California Governor Gavin Newsom ordered mask use in most places as the state for the second day in a row registered more than 4,000 new cases.
“Science shows that face coverings and masks work,” Newsom said in a statement about the new order. “They are critical to keeping those who are around you safe, keeping businesses open and restarting our economy.”
As Arizona posted another daily case record, the Democratic mayors of Tucson and Phoenix respectively ordered and prepared to vote on mandatory face coverings after Republican Governor Doug Ducey bowed to pressure and let cities decide mask rules.
“This piece of protection may even save your life,” North Carolina Democratic Governor Roy Cooper told reporters, adding that he was considering statewide obligatory mask use on a day when statewide COVID-19 hospitalisations set a new high.
A month after many governors reopened their economies, a growing number are adopting US Centers for Disease Control and Prevention (CDC) guidance that masks are essential to prevent community spread.
States including Michigan, New York, Maine, Delaware and Maryland already have statewide mask orders in place.
Resistance to face masks took on a partisan edge after President Donald Trump opposed them, telling the Wall Street Journal in an interview published on Thursday that some people wear them to show opposition to him.
But with businesses ranging from Las Vegas casinos to hardware chains requiring their use, masks are becoming commonplace in the US.
In Texas, the mayors of the state’s nine biggest cities asked Republican Governor Greg Abbott this week to grant them the authority to set mask regulations.
As Oklahoma reported its second day of record coronavirus cases, the Tulsa arena hosting a Trump rally on Saturday said it would encourage all attendees to remain masked throughout the event and issue staff with personal protective gear.
Trump has pushed ahead with the rally – which would be the biggest US indoor social gathering in three months – even as health experts worry assembling thousands of people inside an arena – particularly if many are not wearing masks – could turn it into a virus “super-spreader event”.
Meanwhile, in an interview with AFP news agency, Anthony Fauci, director of the National Institute of Allergy and Infectious Diseases, expressed concern over a lack of compliance with the use of face coverings.
“Even when the recommendations are to wear a mask, a recommendation that I’ve been involved in making, there are some groups that actually do the recommendations very strictly,” he told AFP.
The US does not need more widespread lockdowns to bring its COVID-19 outbreak under control, he said, telling the news agency: “I think we’re going to be talking about trying to better control those areas of the country that seem to be having a surge of cases.”

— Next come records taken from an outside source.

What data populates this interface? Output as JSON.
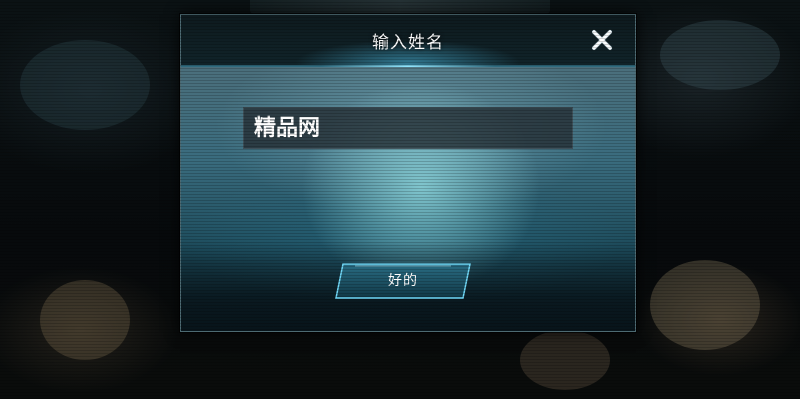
{
  "dialog": {
    "title": "输入姓名",
    "name_value": "精品网",
    "confirm_label": "好的",
    "close_icon": "close-icon"
  },
  "colors": {
    "accent": "#5fd0f2",
    "title_text": "#ffffff",
    "field_bg": "#263036",
    "button_fill": "#1a5063"
  }
}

The US leads the world in the number of confirmed infections and deaths, and on Thursday, COVID-19 cases rose by 26,357 to about 2.2 million, according to a Reuters tally. That marked the biggest daily increase in nearly two weeks.

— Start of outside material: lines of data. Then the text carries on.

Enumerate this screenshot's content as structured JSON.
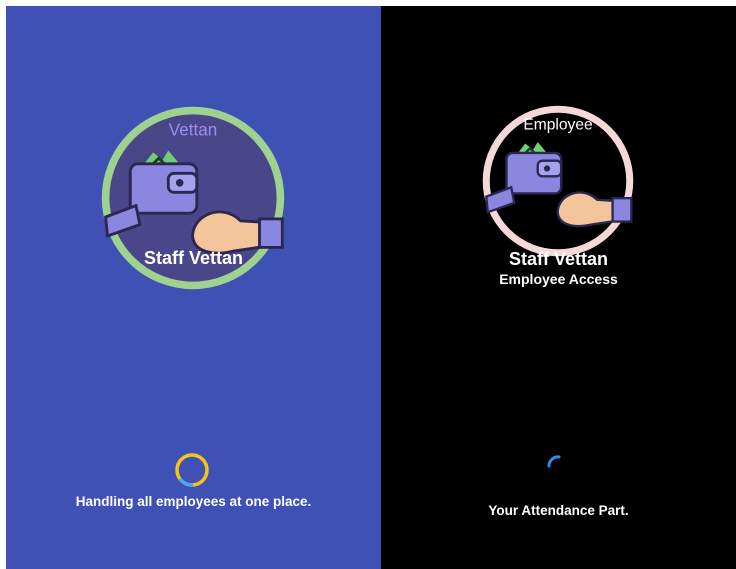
{
  "admin_splash": {
    "logo_label": "Vettan",
    "app_name": "Staff Vettan",
    "tagline": "Handling all employees at one place.",
    "background_color": "#3f51b5",
    "ring_color": "#9ed28e",
    "spinner_color": "#f5c518",
    "icon": "wallet-hand-icon"
  },
  "employee_splash": {
    "logo_label": "Employee",
    "app_name": "Staff Vettan",
    "subtitle": "Employee Access",
    "tagline": "Your Attendance Part.",
    "background_color": "#000000",
    "ring_color": "#f6d8d8",
    "spinner_color": "#2f8ce8",
    "icon": "wallet-hand-icon"
  }
}
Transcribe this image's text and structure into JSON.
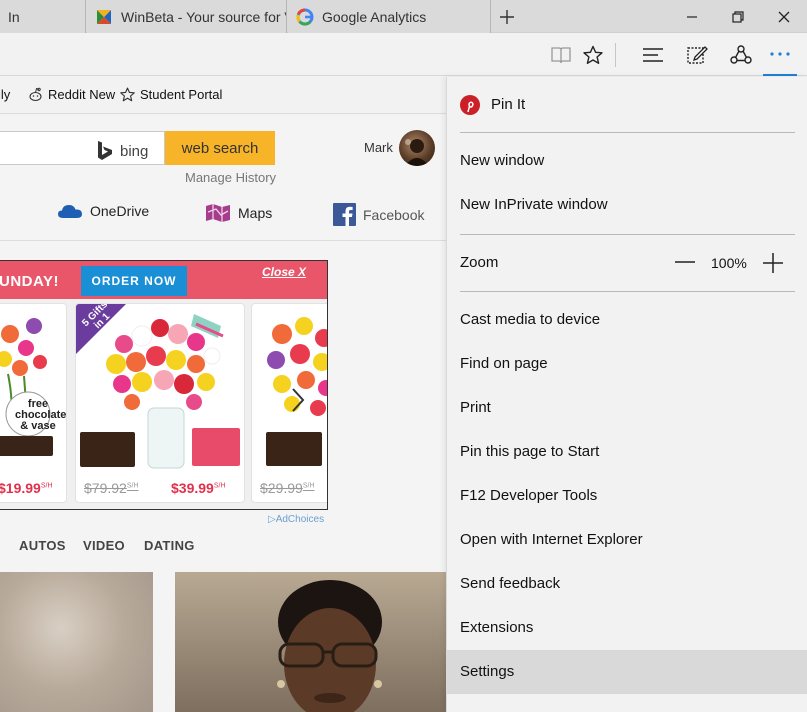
{
  "tabs": [
    {
      "label": "In",
      "icon": "none"
    },
    {
      "label": "WinBeta - Your source for V",
      "icon": "winbeta-favicon-icon"
    },
    {
      "label": "Google Analytics",
      "icon": "google-g-icon"
    }
  ],
  "window_controls": {
    "minimize": "minimize-icon",
    "restore": "restore-icon",
    "close": "close-icon"
  },
  "toolbar": {
    "icons": [
      "reading-view-icon",
      "favorites-star-icon",
      "hub-icon",
      "web-note-icon",
      "share-icon",
      "more-actions-icon"
    ]
  },
  "favorites": [
    {
      "label": "ily"
    },
    {
      "label": "Reddit New",
      "icon": "reddit-icon"
    },
    {
      "label": "Student Portal",
      "icon": "star-outline-icon"
    }
  ],
  "search": {
    "value": "",
    "engine": "bing",
    "button": "web search",
    "manage_history": "Manage History"
  },
  "user": {
    "name": "Mark"
  },
  "quick_links": [
    {
      "label": "OneDrive",
      "icon": "onedrive-icon",
      "color": "#1e5fb4"
    },
    {
      "label": "Maps",
      "icon": "maps-icon",
      "color": "#a53c8c"
    },
    {
      "label": "Facebook",
      "icon": "facebook-icon",
      "color": "#3b5998"
    }
  ],
  "ad": {
    "headline": "UNDAY!",
    "order_button": "ORDER NOW",
    "close": "Close X",
    "badge": "5 Gifts in 1",
    "free_tag": "free chocolates & vase",
    "prices": [
      {
        "old": "",
        "new": "$19.99",
        "sh": "S/H"
      },
      {
        "old": "$79.92",
        "old_sh": "S/H",
        "new": "$39.99",
        "sh": "S/H"
      },
      {
        "old": "$29.99",
        "old_sh": "S/H",
        "new": "",
        "sh": ""
      }
    ],
    "adchoices": "AdChoices"
  },
  "categories": [
    "AUTOS",
    "VIDEO",
    "DATING"
  ],
  "menu": {
    "pin_it": "Pin It",
    "new_window": "New window",
    "new_inprivate": "New InPrivate window",
    "zoom_label": "Zoom",
    "zoom_value": "100%",
    "cast": "Cast media to device",
    "find": "Find on page",
    "print": "Print",
    "pin_start": "Pin this page to Start",
    "f12": "F12 Developer Tools",
    "open_ie": "Open with Internet Explorer",
    "feedback": "Send feedback",
    "extensions": "Extensions",
    "settings": "Settings"
  },
  "colors": {
    "accent": "#1e7fd6",
    "websearch": "#f7b428",
    "ad_banner": "#e95569",
    "pinterest": "#cb2027"
  }
}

There have been 118,377 US deaths, an increase of 684 on Thursday.